▸ **Task directions**
Each of the following records is to be output exactly.

★ ★ ★ ★

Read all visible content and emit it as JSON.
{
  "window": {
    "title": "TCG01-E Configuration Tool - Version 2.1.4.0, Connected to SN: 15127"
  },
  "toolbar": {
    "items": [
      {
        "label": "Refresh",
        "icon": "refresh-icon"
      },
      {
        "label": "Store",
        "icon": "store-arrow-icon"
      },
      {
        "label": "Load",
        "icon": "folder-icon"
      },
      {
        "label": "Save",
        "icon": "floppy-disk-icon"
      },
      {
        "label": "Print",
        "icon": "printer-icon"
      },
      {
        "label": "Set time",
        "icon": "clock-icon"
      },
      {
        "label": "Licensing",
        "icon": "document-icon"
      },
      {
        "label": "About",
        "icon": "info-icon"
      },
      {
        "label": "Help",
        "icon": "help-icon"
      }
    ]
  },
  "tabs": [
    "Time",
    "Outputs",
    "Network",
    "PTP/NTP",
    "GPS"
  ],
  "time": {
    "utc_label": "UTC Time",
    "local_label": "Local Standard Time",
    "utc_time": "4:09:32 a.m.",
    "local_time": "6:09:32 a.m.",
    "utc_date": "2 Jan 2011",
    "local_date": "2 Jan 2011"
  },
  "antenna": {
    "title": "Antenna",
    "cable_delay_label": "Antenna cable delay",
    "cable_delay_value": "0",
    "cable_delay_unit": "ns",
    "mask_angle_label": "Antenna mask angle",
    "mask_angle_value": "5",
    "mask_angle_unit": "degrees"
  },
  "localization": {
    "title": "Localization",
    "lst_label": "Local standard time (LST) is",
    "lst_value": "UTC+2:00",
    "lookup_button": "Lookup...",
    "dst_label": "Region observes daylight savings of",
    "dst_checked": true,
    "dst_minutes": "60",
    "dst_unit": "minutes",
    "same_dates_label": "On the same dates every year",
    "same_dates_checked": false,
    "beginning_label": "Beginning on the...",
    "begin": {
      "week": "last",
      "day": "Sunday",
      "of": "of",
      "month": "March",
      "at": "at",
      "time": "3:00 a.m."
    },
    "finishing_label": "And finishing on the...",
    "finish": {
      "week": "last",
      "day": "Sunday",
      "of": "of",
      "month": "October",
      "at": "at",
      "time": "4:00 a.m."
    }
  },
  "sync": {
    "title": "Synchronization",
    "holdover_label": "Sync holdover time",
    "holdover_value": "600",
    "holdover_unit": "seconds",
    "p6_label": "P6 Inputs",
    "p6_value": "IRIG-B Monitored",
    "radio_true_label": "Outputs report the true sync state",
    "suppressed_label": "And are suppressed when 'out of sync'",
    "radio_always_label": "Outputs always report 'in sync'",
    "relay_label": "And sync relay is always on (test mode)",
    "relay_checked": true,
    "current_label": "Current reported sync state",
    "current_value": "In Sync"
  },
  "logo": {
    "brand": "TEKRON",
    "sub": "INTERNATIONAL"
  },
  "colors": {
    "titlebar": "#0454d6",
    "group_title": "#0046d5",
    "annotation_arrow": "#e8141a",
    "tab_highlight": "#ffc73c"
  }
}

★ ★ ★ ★

▸ **Problem solution**
Read all visible content and emit it as JSON.
{
  "window": {
    "title": "TCG01-E Configuration Tool - Version 2.1.4.0, Connected to SN: 15127"
  },
  "toolbar": {
    "items": [
      {
        "label": "Refresh",
        "icon": "refresh-icon"
      },
      {
        "label": "Store",
        "icon": "store-arrow-icon"
      },
      {
        "label": "Load",
        "icon": "folder-icon"
      },
      {
        "label": "Save",
        "icon": "floppy-disk-icon"
      },
      {
        "label": "Print",
        "icon": "printer-icon"
      },
      {
        "label": "Set time",
        "icon": "clock-icon"
      },
      {
        "label": "Licensing",
        "icon": "document-icon"
      },
      {
        "label": "About",
        "icon": "info-icon"
      },
      {
        "label": "Help",
        "icon": "help-icon"
      }
    ]
  },
  "tabs": [
    "Time",
    "Outputs",
    "Network",
    "PTP/NTP",
    "GPS"
  ],
  "time": {
    "utc_label": "UTC Time",
    "local_label": "Local Standard Time",
    "utc_time": "4:09:32 a.m.",
    "local_time": "6:09:32 a.m.",
    "utc_date": "2 Jan 2011",
    "local_date": "2 Jan 2011"
  },
  "antenna": {
    "title": "Antenna",
    "cable_delay_label": "Antenna cable delay",
    "cable_delay_value": "0",
    "cable_delay_unit": "ns",
    "mask_angle_label": "Antenna mask angle",
    "mask_angle_value": "5",
    "mask_angle_unit": "degrees"
  },
  "localization": {
    "title": "Localization",
    "lst_label": "Local standard time (LST) is",
    "lst_value": "UTC+2:00",
    "lookup_button": "Lookup...",
    "dst_label": "Region observes daylight savings of",
    "dst_checked": true,
    "dst_minutes": "60",
    "dst_unit": "minutes",
    "same_dates_label": "On the same dates every year",
    "same_dates_checked": false,
    "beginning_label": "Beginning on the...",
    "begin": {
      "week": "last",
      "day": "Sunday",
      "of": "of",
      "month": "March",
      "at": "at",
      "time": "3:00 a.m."
    },
    "finishing_label": "And finishing on the...",
    "finish": {
      "week": "last",
      "day": "Sunday",
      "of": "of",
      "month": "October",
      "at": "at",
      "time": "4:00 a.m."
    }
  },
  "sync": {
    "title": "Synchronization",
    "holdover_label": "Sync holdover time",
    "holdover_value": "600",
    "holdover_unit": "seconds",
    "p6_label": "P6 Inputs",
    "p6_value": "IRIG-B Monitored",
    "radio_true_label": "Outputs report the true sync state",
    "suppressed_label": "And are suppressed when 'out of sync'",
    "radio_always_label": "Outputs always report 'in sync'",
    "relay_label": "And sync relay is always on (test mode)",
    "relay_checked": true,
    "current_label": "Current reported sync state",
    "current_value": "In Sync"
  },
  "logo": {
    "brand": "TEKRON",
    "sub": "INTERNATIONAL"
  },
  "colors": {
    "titlebar": "#0454d6",
    "group_title": "#0046d5",
    "annotation_arrow": "#e8141a",
    "tab_highlight": "#ffc73c"
  }
}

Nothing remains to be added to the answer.